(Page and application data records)
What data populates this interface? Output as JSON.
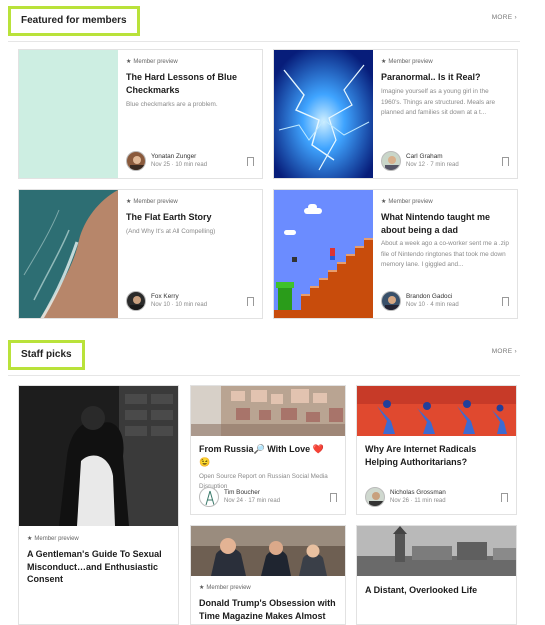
{
  "featured": {
    "title": "Featured for members",
    "more": "MORE",
    "more_icon": "chevron-right-icon",
    "cards": [
      {
        "preview": "Member preview",
        "title": "The Hard Lessons of Blue Checkmarks",
        "subtitle": "Blue checkmarks are a problem.",
        "author": "Yonatan Zunger",
        "meta": "Nov 25 · 10 min read"
      },
      {
        "preview": "Member preview",
        "title": "Paranormal.. Is it Real?",
        "subtitle": "Imagine yourself as a young girl in the 1960's. Things are structured. Meals are planned and families sit down at a t...",
        "author": "Carl Graham",
        "meta": "Nov 12 · 7 min read"
      },
      {
        "preview": "Member preview",
        "title": "The Flat Earth Story",
        "subtitle": "(And Why It's at All Compelling)",
        "author": "Fox Kerry",
        "meta": "Nov 10 · 10 min read"
      },
      {
        "preview": "Member preview",
        "title": "What Nintendo taught me about being a dad",
        "subtitle": "About a week ago a co-worker sent me a .zip file of Nintendo ringtones that took me down memory lane. I giggled and...",
        "author": "Brandon Gadoci",
        "meta": "Nov 10 · 4 min read"
      }
    ]
  },
  "staff": {
    "title": "Staff picks",
    "more": "MORE",
    "more_icon": "chevron-right-icon",
    "big": {
      "preview": "Member preview",
      "title": "A Gentleman's Guide To Sexual Misconduct…and Enthusiastic Consent"
    },
    "cards": [
      {
        "title": "From Russia🔎 With Love ❤️ 😉",
        "subtitle": "Open Source Report on Russian Social Media Disruption",
        "author": "Tim Boucher",
        "meta": "Nov 24 · 17 min read"
      },
      {
        "title": "Why Are Internet Radicals Helping Authoritarians?",
        "author": "Nicholas Grossman",
        "meta": "Nov 26 · 11 min read"
      },
      {
        "preview": "Member preview",
        "title": "Donald Trump's Obsession with Time Magazine Makes Almost T…"
      },
      {
        "title": "A Distant, Overlooked Life"
      }
    ]
  },
  "colors": {
    "highlight": "#b9e23a",
    "mint": "#cdeee2"
  },
  "icons": {
    "member": "star-icon",
    "bookmark": "bookmark-icon"
  }
}
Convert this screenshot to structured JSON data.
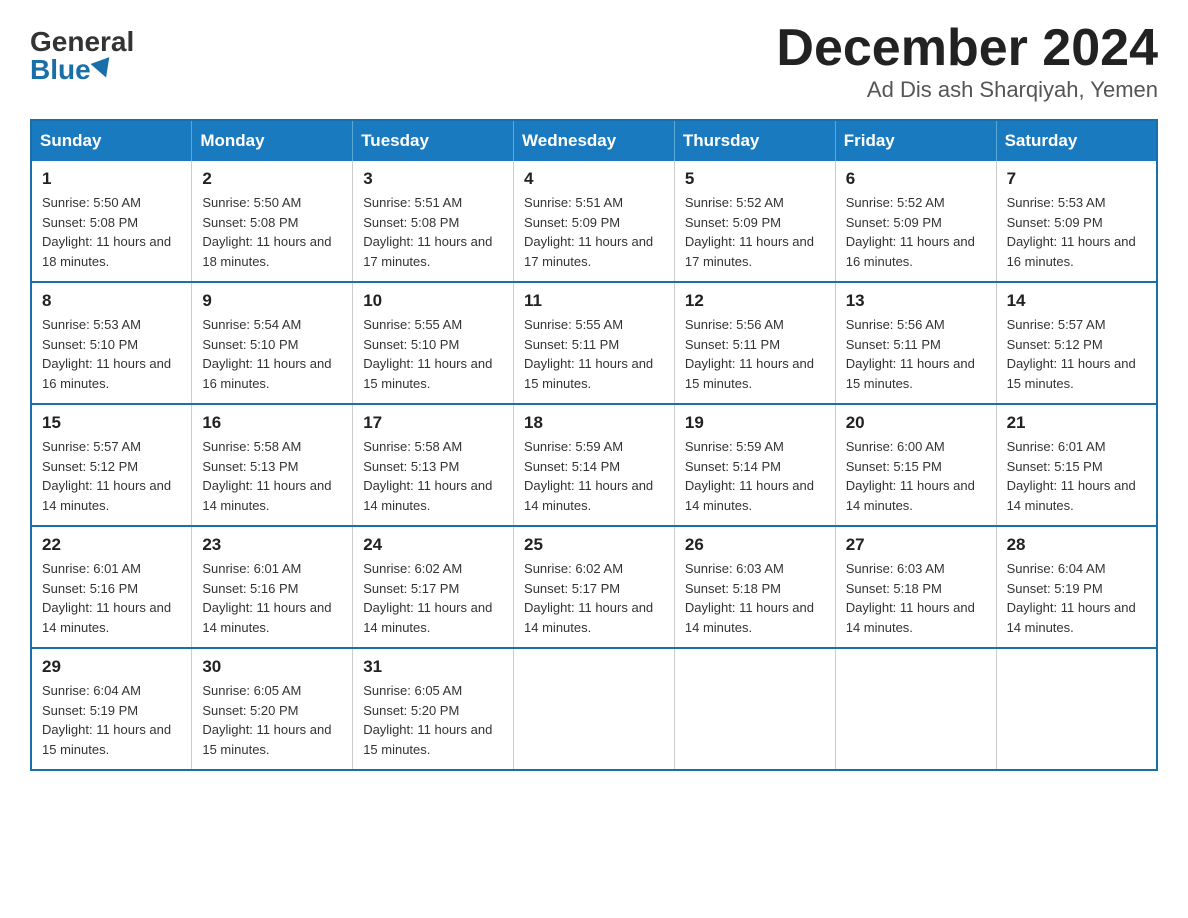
{
  "logo": {
    "general": "General",
    "blue": "Blue"
  },
  "title": "December 2024",
  "location": "Ad Dis ash Sharqiyah, Yemen",
  "days_of_week": [
    "Sunday",
    "Monday",
    "Tuesday",
    "Wednesday",
    "Thursday",
    "Friday",
    "Saturday"
  ],
  "weeks": [
    [
      {
        "day": "1",
        "sunrise": "5:50 AM",
        "sunset": "5:08 PM",
        "daylight": "11 hours and 18 minutes."
      },
      {
        "day": "2",
        "sunrise": "5:50 AM",
        "sunset": "5:08 PM",
        "daylight": "11 hours and 18 minutes."
      },
      {
        "day": "3",
        "sunrise": "5:51 AM",
        "sunset": "5:08 PM",
        "daylight": "11 hours and 17 minutes."
      },
      {
        "day": "4",
        "sunrise": "5:51 AM",
        "sunset": "5:09 PM",
        "daylight": "11 hours and 17 minutes."
      },
      {
        "day": "5",
        "sunrise": "5:52 AM",
        "sunset": "5:09 PM",
        "daylight": "11 hours and 17 minutes."
      },
      {
        "day": "6",
        "sunrise": "5:52 AM",
        "sunset": "5:09 PM",
        "daylight": "11 hours and 16 minutes."
      },
      {
        "day": "7",
        "sunrise": "5:53 AM",
        "sunset": "5:09 PM",
        "daylight": "11 hours and 16 minutes."
      }
    ],
    [
      {
        "day": "8",
        "sunrise": "5:53 AM",
        "sunset": "5:10 PM",
        "daylight": "11 hours and 16 minutes."
      },
      {
        "day": "9",
        "sunrise": "5:54 AM",
        "sunset": "5:10 PM",
        "daylight": "11 hours and 16 minutes."
      },
      {
        "day": "10",
        "sunrise": "5:55 AM",
        "sunset": "5:10 PM",
        "daylight": "11 hours and 15 minutes."
      },
      {
        "day": "11",
        "sunrise": "5:55 AM",
        "sunset": "5:11 PM",
        "daylight": "11 hours and 15 minutes."
      },
      {
        "day": "12",
        "sunrise": "5:56 AM",
        "sunset": "5:11 PM",
        "daylight": "11 hours and 15 minutes."
      },
      {
        "day": "13",
        "sunrise": "5:56 AM",
        "sunset": "5:11 PM",
        "daylight": "11 hours and 15 minutes."
      },
      {
        "day": "14",
        "sunrise": "5:57 AM",
        "sunset": "5:12 PM",
        "daylight": "11 hours and 15 minutes."
      }
    ],
    [
      {
        "day": "15",
        "sunrise": "5:57 AM",
        "sunset": "5:12 PM",
        "daylight": "11 hours and 14 minutes."
      },
      {
        "day": "16",
        "sunrise": "5:58 AM",
        "sunset": "5:13 PM",
        "daylight": "11 hours and 14 minutes."
      },
      {
        "day": "17",
        "sunrise": "5:58 AM",
        "sunset": "5:13 PM",
        "daylight": "11 hours and 14 minutes."
      },
      {
        "day": "18",
        "sunrise": "5:59 AM",
        "sunset": "5:14 PM",
        "daylight": "11 hours and 14 minutes."
      },
      {
        "day": "19",
        "sunrise": "5:59 AM",
        "sunset": "5:14 PM",
        "daylight": "11 hours and 14 minutes."
      },
      {
        "day": "20",
        "sunrise": "6:00 AM",
        "sunset": "5:15 PM",
        "daylight": "11 hours and 14 minutes."
      },
      {
        "day": "21",
        "sunrise": "6:01 AM",
        "sunset": "5:15 PM",
        "daylight": "11 hours and 14 minutes."
      }
    ],
    [
      {
        "day": "22",
        "sunrise": "6:01 AM",
        "sunset": "5:16 PM",
        "daylight": "11 hours and 14 minutes."
      },
      {
        "day": "23",
        "sunrise": "6:01 AM",
        "sunset": "5:16 PM",
        "daylight": "11 hours and 14 minutes."
      },
      {
        "day": "24",
        "sunrise": "6:02 AM",
        "sunset": "5:17 PM",
        "daylight": "11 hours and 14 minutes."
      },
      {
        "day": "25",
        "sunrise": "6:02 AM",
        "sunset": "5:17 PM",
        "daylight": "11 hours and 14 minutes."
      },
      {
        "day": "26",
        "sunrise": "6:03 AM",
        "sunset": "5:18 PM",
        "daylight": "11 hours and 14 minutes."
      },
      {
        "day": "27",
        "sunrise": "6:03 AM",
        "sunset": "5:18 PM",
        "daylight": "11 hours and 14 minutes."
      },
      {
        "day": "28",
        "sunrise": "6:04 AM",
        "sunset": "5:19 PM",
        "daylight": "11 hours and 14 minutes."
      }
    ],
    [
      {
        "day": "29",
        "sunrise": "6:04 AM",
        "sunset": "5:19 PM",
        "daylight": "11 hours and 15 minutes."
      },
      {
        "day": "30",
        "sunrise": "6:05 AM",
        "sunset": "5:20 PM",
        "daylight": "11 hours and 15 minutes."
      },
      {
        "day": "31",
        "sunrise": "6:05 AM",
        "sunset": "5:20 PM",
        "daylight": "11 hours and 15 minutes."
      },
      null,
      null,
      null,
      null
    ]
  ],
  "labels": {
    "sunrise": "Sunrise:",
    "sunset": "Sunset:",
    "daylight": "Daylight:"
  }
}
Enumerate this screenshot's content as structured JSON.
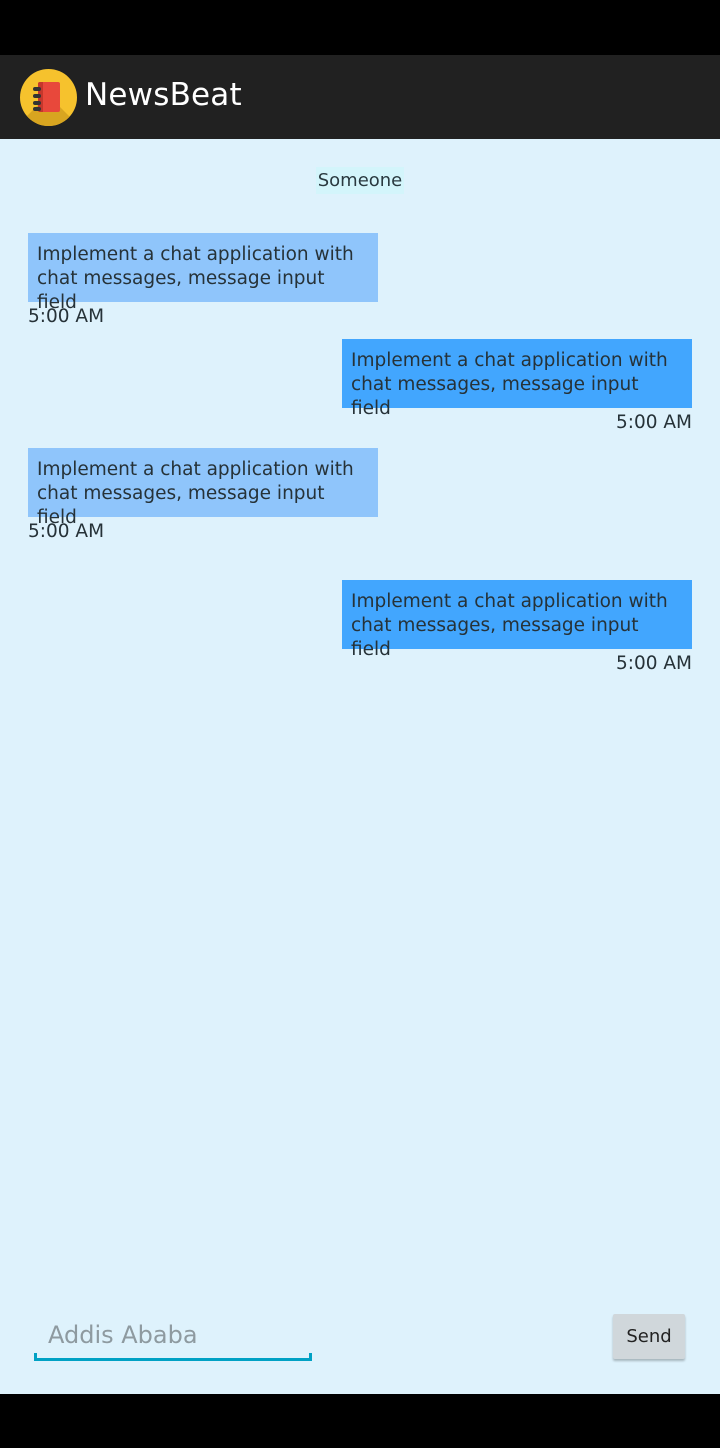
{
  "app": {
    "title": "NewsBeat"
  },
  "chat": {
    "contact_name": "Someone",
    "messages": [
      {
        "direction": "received",
        "text": "Implement a chat application with chat messages, message input field",
        "time": "5:00 AM"
      },
      {
        "direction": "sent",
        "text": "Implement a chat application with chat messages, message input field",
        "time": "5:00 AM"
      },
      {
        "direction": "received",
        "text": "Implement a chat application with chat messages, message input field",
        "time": "5:00 AM"
      },
      {
        "direction": "sent",
        "text": "Implement a chat application with chat messages, message input field",
        "time": "5:00 AM"
      }
    ]
  },
  "composer": {
    "placeholder": "Addis Ababa",
    "send_label": "Send"
  },
  "colors": {
    "app_bar": "#212121",
    "chat_background": "#def2fc",
    "received_bubble": "#8fc5fb",
    "sent_bubble": "#42a6fe",
    "input_underline": "#00a1c4"
  },
  "icons": {
    "app_logo": "notebook-icon"
  }
}
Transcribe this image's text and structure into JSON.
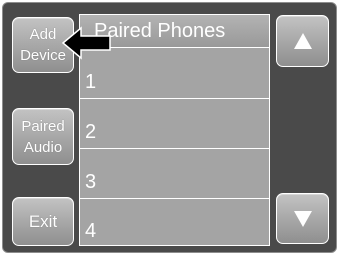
{
  "side_buttons": {
    "add_device": {
      "line1": "Add",
      "line2": "Device"
    },
    "paired_audio": {
      "line1": "Paired",
      "line2": "Audio"
    },
    "exit": "Exit"
  },
  "list": {
    "title": "Paired Phones",
    "rows": [
      "1",
      "2",
      "3",
      "4"
    ]
  },
  "scroll": {
    "up_icon": "up-triangle-icon",
    "down_icon": "down-triangle-icon"
  },
  "annotation": {
    "icon": "pointing-arrow-icon"
  },
  "colors": {
    "panel": "#4a4a4a",
    "button": "#a7a7a7",
    "list": "#a4a4a4",
    "text": "#ffffff",
    "arrow": "#000000"
  }
}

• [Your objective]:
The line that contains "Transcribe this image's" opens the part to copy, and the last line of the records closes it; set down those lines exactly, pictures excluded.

• [Answer space]:
Transcribe this image's text and structure into JSON.
{
  "side_buttons": {
    "add_device": {
      "line1": "Add",
      "line2": "Device"
    },
    "paired_audio": {
      "line1": "Paired",
      "line2": "Audio"
    },
    "exit": "Exit"
  },
  "list": {
    "title": "Paired Phones",
    "rows": [
      "1",
      "2",
      "3",
      "4"
    ]
  },
  "scroll": {
    "up_icon": "up-triangle-icon",
    "down_icon": "down-triangle-icon"
  },
  "annotation": {
    "icon": "pointing-arrow-icon"
  },
  "colors": {
    "panel": "#4a4a4a",
    "button": "#a7a7a7",
    "list": "#a4a4a4",
    "text": "#ffffff",
    "arrow": "#000000"
  }
}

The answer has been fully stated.